• ABOUT THIS TASK: The records below are to be duplicated character for character.
::::
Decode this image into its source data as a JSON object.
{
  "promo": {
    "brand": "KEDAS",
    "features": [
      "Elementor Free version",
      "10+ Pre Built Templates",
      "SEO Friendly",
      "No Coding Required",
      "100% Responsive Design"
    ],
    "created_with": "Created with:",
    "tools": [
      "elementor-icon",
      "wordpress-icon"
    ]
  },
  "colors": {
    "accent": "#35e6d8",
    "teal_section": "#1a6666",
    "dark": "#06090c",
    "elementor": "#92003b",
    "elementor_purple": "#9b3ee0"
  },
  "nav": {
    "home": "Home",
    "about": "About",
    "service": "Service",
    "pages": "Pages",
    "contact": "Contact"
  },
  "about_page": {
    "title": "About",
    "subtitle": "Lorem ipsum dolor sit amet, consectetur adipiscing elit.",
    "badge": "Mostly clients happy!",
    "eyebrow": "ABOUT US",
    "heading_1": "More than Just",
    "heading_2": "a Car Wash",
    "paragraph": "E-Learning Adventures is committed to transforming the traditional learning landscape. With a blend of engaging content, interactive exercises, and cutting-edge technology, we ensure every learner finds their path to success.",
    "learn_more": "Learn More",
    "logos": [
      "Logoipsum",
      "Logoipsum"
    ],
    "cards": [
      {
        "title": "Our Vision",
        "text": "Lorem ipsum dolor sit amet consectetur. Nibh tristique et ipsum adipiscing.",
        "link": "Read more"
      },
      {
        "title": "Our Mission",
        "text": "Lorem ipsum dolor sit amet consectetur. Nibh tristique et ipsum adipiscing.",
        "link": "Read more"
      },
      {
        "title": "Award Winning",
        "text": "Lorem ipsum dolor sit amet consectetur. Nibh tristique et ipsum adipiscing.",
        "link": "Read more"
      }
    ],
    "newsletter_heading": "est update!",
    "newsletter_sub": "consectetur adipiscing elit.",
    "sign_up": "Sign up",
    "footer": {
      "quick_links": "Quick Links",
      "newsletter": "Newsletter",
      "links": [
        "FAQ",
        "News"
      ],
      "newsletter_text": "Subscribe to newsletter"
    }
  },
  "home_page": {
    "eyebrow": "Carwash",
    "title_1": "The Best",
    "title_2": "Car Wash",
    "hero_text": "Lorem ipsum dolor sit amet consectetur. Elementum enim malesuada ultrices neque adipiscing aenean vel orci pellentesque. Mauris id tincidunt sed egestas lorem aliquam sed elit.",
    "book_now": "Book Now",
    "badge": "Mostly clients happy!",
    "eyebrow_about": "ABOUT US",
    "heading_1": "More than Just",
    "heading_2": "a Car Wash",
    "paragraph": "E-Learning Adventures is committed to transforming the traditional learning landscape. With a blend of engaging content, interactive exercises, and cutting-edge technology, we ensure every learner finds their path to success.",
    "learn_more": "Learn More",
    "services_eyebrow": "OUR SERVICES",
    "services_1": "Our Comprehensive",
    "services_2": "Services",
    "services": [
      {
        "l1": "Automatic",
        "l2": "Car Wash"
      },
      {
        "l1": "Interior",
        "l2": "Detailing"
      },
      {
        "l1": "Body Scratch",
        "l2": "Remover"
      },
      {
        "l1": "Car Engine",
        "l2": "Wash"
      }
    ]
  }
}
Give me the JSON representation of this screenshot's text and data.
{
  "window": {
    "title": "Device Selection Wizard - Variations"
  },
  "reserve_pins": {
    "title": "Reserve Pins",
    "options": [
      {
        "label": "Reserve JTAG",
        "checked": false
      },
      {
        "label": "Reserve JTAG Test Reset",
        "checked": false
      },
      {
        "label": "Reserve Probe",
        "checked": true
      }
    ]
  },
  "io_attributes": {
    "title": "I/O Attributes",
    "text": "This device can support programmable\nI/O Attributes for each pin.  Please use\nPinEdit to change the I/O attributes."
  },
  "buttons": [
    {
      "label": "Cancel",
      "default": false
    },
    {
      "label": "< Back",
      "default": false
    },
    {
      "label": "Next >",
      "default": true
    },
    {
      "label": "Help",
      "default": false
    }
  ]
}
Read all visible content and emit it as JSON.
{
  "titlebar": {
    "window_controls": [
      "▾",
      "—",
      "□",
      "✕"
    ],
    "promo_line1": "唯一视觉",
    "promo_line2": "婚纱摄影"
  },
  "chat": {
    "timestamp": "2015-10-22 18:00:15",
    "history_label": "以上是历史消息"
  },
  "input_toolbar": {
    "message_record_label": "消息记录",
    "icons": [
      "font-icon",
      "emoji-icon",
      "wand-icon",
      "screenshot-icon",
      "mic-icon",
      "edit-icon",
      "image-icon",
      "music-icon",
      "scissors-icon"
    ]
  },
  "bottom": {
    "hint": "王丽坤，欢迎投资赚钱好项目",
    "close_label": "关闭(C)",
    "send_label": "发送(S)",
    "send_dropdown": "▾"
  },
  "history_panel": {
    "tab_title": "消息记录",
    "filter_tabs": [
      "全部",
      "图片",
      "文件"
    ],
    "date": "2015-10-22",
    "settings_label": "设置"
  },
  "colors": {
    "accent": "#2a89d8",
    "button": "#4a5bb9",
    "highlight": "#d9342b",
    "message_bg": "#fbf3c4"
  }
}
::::
• ANSWER TO THIS EXERCISE:
Decode this image into its source data as a JSON object.
{
  "promo": {
    "brand": "KEDAS",
    "features": [
      "Elementor Free version",
      "10+ Pre Built Templates",
      "SEO Friendly",
      "No Coding Required",
      "100% Responsive Design"
    ],
    "created_with": "Created with:",
    "tools": [
      "elementor-icon",
      "wordpress-icon"
    ]
  },
  "colors": {
    "accent": "#35e6d8",
    "teal_section": "#1a6666",
    "dark": "#06090c",
    "elementor": "#92003b",
    "elementor_purple": "#9b3ee0"
  },
  "nav": {
    "home": "Home",
    "about": "About",
    "service": "Service",
    "pages": "Pages",
    "contact": "Contact"
  },
  "about_page": {
    "title": "About",
    "subtitle": "Lorem ipsum dolor sit amet, consectetur adipiscing elit.",
    "badge": "Mostly clients happy!",
    "eyebrow": "ABOUT US",
    "heading_1": "More than Just",
    "heading_2": "a Car Wash",
    "paragraph": "E-Learning Adventures is committed to transforming the traditional learning landscape. With a blend of engaging content, interactive exercises, and cutting-edge technology, we ensure every learner finds their path to success.",
    "learn_more": "Learn More",
    "logos": [
      "Logoipsum",
      "Logoipsum"
    ],
    "cards": [
      {
        "title": "Our Vision",
        "text": "Lorem ipsum dolor sit amet consectetur. Nibh tristique et ipsum adipiscing.",
        "link": "Read more"
      },
      {
        "title": "Our Mission",
        "text": "Lorem ipsum dolor sit amet consectetur. Nibh tristique et ipsum adipiscing.",
        "link": "Read more"
      },
      {
        "title": "Award Winning",
        "text": "Lorem ipsum dolor sit amet consectetur. Nibh tristique et ipsum adipiscing.",
        "link": "Read more"
      }
    ],
    "newsletter_heading": "est update!",
    "newsletter_sub": "consectetur adipiscing elit.",
    "sign_up": "Sign up",
    "footer": {
      "quick_links": "Quick Links",
      "newsletter": "Newsletter",
      "links": [
        "FAQ",
        "News"
      ],
      "newsletter_text": "Subscribe to newsletter"
    }
  },
  "home_page": {
    "eyebrow": "Carwash",
    "title_1": "The Best",
    "title_2": "Car Wash",
    "hero_text": "Lorem ipsum dolor sit amet consectetur. Elementum enim malesuada ultrices neque adipiscing aenean vel orci pellentesque. Mauris id tincidunt sed egestas lorem aliquam sed elit.",
    "book_now": "Book Now",
    "badge": "Mostly clients happy!",
    "eyebrow_about": "ABOUT US",
    "heading_1": "More than Just",
    "heading_2": "a Car Wash",
    "paragraph": "E-Learning Adventures is committed to transforming the traditional learning landscape. With a blend of engaging content, interactive exercises, and cutting-edge technology, we ensure every learner finds their path to success.",
    "learn_more": "Learn More",
    "services_eyebrow": "OUR SERVICES",
    "services_1": "Our Comprehensive",
    "services_2": "Services",
    "services": [
      {
        "l1": "Automatic",
        "l2": "Car Wash"
      },
      {
        "l1": "Interior",
        "l2": "Detailing"
      },
      {
        "l1": "Body Scratch",
        "l2": "Remover"
      },
      {
        "l1": "Car Engine",
        "l2": "Wash"
      }
    ]
  }
}
Give me the JSON representation of this screenshot's text and data.
{
  "window": {
    "title": "Device Selection Wizard - Variations"
  },
  "reserve_pins": {
    "title": "Reserve Pins",
    "options": [
      {
        "label": "Reserve JTAG",
        "checked": false
      },
      {
        "label": "Reserve JTAG Test Reset",
        "checked": false
      },
      {
        "label": "Reserve Probe",
        "checked": true
      }
    ]
  },
  "io_attributes": {
    "title": "I/O Attributes",
    "text": "This device can support programmable\nI/O Attributes for each pin.  Please use\nPinEdit to change the I/O attributes."
  },
  "buttons": [
    {
      "label": "Cancel",
      "default": false
    },
    {
      "label": "< Back",
      "default": false
    },
    {
      "label": "Next >",
      "default": true
    },
    {
      "label": "Help",
      "default": false
    }
  ]
}
Read all visible content and emit it as JSON.
{
  "titlebar": {
    "window_controls": [
      "▾",
      "—",
      "□",
      "✕"
    ],
    "promo_line1": "唯一视觉",
    "promo_line2": "婚纱摄影"
  },
  "chat": {
    "timestamp": "2015-10-22 18:00:15",
    "history_label": "以上是历史消息"
  },
  "input_toolbar": {
    "message_record_label": "消息记录",
    "icons": [
      "font-icon",
      "emoji-icon",
      "wand-icon",
      "screenshot-icon",
      "mic-icon",
      "edit-icon",
      "image-icon",
      "music-icon",
      "scissors-icon"
    ]
  },
  "bottom": {
    "hint": "王丽坤，欢迎投资赚钱好项目",
    "close_label": "关闭(C)",
    "send_label": "发送(S)",
    "send_dropdown": "▾"
  },
  "history_panel": {
    "tab_title": "消息记录",
    "filter_tabs": [
      "全部",
      "图片",
      "文件"
    ],
    "date": "2015-10-22",
    "settings_label": "设置"
  },
  "colors": {
    "accent": "#2a89d8",
    "button": "#4a5bb9",
    "highlight": "#d9342b",
    "message_bg": "#fbf3c4"
  }
}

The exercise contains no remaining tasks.